Call Search
     

New to Ham Radio?
My Profile

Community
Articles
Forums
News
Reviews
Friends Remembered
Strays
Survey Question

Operating
Contesting
DX Cluster Spots
Propagation

Resources
Calendar
Classifieds
Ham Exams
Ham Links
List Archives
News Articles
Product Reviews
QSL Managers

Site Info
eHam Help (FAQ)
Support the site
The eHam Team
Advertising Info
Vision Statement
About eHam.net

   Home   Help Search  
Pages: [1]   Go Down
  Print  
Author Topic: B&W AP-10A for QRP  (Read 676 times)
N5WBI
Member

Posts: 6


WWW

Ignore
« on: June 24, 2004, 01:20:40 PM »

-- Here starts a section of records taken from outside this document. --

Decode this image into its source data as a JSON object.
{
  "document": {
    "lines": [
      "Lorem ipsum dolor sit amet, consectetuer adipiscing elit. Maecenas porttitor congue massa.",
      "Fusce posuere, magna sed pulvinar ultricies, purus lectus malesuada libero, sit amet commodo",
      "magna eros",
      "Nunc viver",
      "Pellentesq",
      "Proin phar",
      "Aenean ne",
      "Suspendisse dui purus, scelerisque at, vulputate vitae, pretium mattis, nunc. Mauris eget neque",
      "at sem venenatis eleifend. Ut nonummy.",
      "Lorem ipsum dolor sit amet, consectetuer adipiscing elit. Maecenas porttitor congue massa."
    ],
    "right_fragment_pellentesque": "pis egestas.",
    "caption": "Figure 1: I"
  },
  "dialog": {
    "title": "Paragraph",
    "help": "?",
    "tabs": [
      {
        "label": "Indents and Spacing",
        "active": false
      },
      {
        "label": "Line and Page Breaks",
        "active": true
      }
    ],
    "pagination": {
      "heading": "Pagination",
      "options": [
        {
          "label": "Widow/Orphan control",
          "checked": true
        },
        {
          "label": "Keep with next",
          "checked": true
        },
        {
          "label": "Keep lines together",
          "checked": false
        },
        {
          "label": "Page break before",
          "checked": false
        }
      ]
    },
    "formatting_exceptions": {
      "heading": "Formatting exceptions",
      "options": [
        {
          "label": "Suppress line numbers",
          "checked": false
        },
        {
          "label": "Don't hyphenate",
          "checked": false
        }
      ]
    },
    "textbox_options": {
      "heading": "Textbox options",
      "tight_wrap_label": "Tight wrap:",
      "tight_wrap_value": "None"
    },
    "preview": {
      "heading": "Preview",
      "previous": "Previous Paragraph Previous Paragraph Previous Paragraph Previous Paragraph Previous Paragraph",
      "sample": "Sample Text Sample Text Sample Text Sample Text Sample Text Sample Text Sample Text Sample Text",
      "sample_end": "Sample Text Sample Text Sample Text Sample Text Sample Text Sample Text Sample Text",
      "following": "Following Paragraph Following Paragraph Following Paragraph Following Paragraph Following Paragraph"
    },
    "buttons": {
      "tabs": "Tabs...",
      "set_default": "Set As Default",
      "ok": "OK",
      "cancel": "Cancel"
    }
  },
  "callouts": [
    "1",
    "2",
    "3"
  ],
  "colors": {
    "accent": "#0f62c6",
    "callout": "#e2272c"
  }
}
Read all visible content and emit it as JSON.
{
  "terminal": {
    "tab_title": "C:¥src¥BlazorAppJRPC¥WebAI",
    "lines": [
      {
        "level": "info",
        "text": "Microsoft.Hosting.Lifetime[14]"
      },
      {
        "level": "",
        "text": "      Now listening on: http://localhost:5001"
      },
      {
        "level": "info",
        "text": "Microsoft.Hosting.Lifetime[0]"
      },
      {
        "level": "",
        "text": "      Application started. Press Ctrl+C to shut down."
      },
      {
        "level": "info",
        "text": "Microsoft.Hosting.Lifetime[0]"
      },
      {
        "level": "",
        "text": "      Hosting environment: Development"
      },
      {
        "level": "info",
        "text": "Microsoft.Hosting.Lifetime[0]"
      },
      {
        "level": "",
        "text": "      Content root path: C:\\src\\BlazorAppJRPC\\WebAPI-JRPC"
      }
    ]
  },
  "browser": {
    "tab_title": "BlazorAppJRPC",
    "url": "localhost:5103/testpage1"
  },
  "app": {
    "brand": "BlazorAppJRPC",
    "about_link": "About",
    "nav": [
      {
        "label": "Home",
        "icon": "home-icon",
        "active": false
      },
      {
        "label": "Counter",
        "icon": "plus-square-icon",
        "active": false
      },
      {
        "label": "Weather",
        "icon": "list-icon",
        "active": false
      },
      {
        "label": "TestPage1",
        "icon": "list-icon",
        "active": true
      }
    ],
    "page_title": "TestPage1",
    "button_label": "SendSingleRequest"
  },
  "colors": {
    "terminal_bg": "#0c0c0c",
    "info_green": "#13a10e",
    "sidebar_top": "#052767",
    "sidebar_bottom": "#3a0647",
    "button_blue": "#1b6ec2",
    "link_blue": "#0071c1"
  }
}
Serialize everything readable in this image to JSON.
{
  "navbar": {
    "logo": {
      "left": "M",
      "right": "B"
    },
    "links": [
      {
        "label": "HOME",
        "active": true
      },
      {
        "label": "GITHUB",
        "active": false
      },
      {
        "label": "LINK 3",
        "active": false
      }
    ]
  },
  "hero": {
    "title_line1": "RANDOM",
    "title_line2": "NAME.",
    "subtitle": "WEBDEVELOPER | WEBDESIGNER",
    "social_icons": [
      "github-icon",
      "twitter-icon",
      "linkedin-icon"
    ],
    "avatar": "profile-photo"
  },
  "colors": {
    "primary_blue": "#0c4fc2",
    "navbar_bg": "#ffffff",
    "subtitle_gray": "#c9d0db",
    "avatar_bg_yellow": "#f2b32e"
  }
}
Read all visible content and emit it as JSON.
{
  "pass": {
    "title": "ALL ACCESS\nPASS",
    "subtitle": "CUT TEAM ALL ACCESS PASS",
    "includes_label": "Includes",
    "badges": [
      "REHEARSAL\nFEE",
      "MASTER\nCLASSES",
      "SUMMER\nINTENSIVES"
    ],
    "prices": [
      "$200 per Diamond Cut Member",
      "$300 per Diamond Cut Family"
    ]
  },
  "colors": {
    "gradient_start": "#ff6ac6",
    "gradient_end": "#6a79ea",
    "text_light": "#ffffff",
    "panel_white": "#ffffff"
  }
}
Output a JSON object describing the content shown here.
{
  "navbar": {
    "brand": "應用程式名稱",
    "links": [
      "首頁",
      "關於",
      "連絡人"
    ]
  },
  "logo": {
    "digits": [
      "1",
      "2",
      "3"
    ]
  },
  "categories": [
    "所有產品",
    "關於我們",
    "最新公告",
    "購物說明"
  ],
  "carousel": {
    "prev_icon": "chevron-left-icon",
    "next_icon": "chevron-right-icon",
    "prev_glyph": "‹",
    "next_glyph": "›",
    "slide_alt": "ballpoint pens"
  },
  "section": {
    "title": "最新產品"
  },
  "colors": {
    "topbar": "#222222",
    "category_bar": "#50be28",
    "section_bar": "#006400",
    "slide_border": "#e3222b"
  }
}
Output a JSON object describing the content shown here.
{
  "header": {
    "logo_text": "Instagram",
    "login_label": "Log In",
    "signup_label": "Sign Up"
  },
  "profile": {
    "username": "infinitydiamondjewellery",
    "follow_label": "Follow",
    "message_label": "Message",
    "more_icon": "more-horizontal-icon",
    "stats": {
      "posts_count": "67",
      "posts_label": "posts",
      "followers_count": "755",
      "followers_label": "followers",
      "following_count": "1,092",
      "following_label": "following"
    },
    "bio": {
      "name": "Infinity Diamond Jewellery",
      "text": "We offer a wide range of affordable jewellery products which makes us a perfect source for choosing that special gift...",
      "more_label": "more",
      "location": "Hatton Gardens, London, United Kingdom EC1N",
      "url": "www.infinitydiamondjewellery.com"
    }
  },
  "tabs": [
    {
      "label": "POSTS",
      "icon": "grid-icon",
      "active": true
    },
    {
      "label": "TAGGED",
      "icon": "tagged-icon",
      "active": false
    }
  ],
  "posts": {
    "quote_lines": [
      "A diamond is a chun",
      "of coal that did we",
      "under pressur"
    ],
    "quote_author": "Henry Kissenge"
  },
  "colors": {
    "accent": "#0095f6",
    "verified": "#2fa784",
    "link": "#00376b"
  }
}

I'm thinking about putting together a portable setup for my QRP radios.  I've used a 20M end-fed dipole antenna before, but that requires a pole or tree as a support.  I may or may not have a support to use, so I'm looking for self-supporting antennas and don't want to shell out the big bucks for a Buddipole or its equivalent.  I have an older B&W AP-10 antenna (the old one with removable single-band coils).  In the past, though, it's been extremely annoying to have to take down the entire antenna just to change a coil.  Ugh!  The newer AP-10A has a single coil with a "wander lead" -- sounds much better!  The company offers just the coil for owners of the original AP-10 (and it's in my ballpark price, too!).  Does anybody out there have experience in using the AP-10A as a QRP antenna?

73,

Steve N5WBI
Logged
AA4PB
Member

Posts: 12672




Ignore
« Reply #1 on: June 27, 2004, 07:13:02 PM »

I've never used the AP-10 series but I've used similar antennas. First, like any physically short antenna they are quite inefficient as compared to a full sized dipole. Secondly they are very dependent on whatever you can provide for a counterpoise which for most temporary hotel installations is barely adaquate. So, you add an inefficient antenna to a low power signal and you generally have a difficult time. The bottom line is that how well it works (or doesn't) is going to be very dependent on your particular installation.

An antenna like the BuddiPole is much more efficient. It is about 15 feet long and it doesn't depend on a ground plane. I've had really good luck with it all the way down to 40M, even at 10-feet off the ground.
Logged
AA4PB
Member

Posts: 12672




Ignore
« Reply #2 on: June 27, 2004, 07:16:30 PM »

You might also want to consider a pair of Hamsticks configured as a dipole. Much less expensive than a Buddipole for a single band. It works as well as a Budipole but doesn't break down as small for transport and of course you need a separate pair for each band you want to operate.
Logged
Pages: [1]   Go Up
  Print  
 
Jump to:  

Powered by MySQL Powered by PHP Powered by SMF 1.1.11 | SMF © 2006-2009, Simple Machines LLC Valid XHTML 1.0! Valid CSS!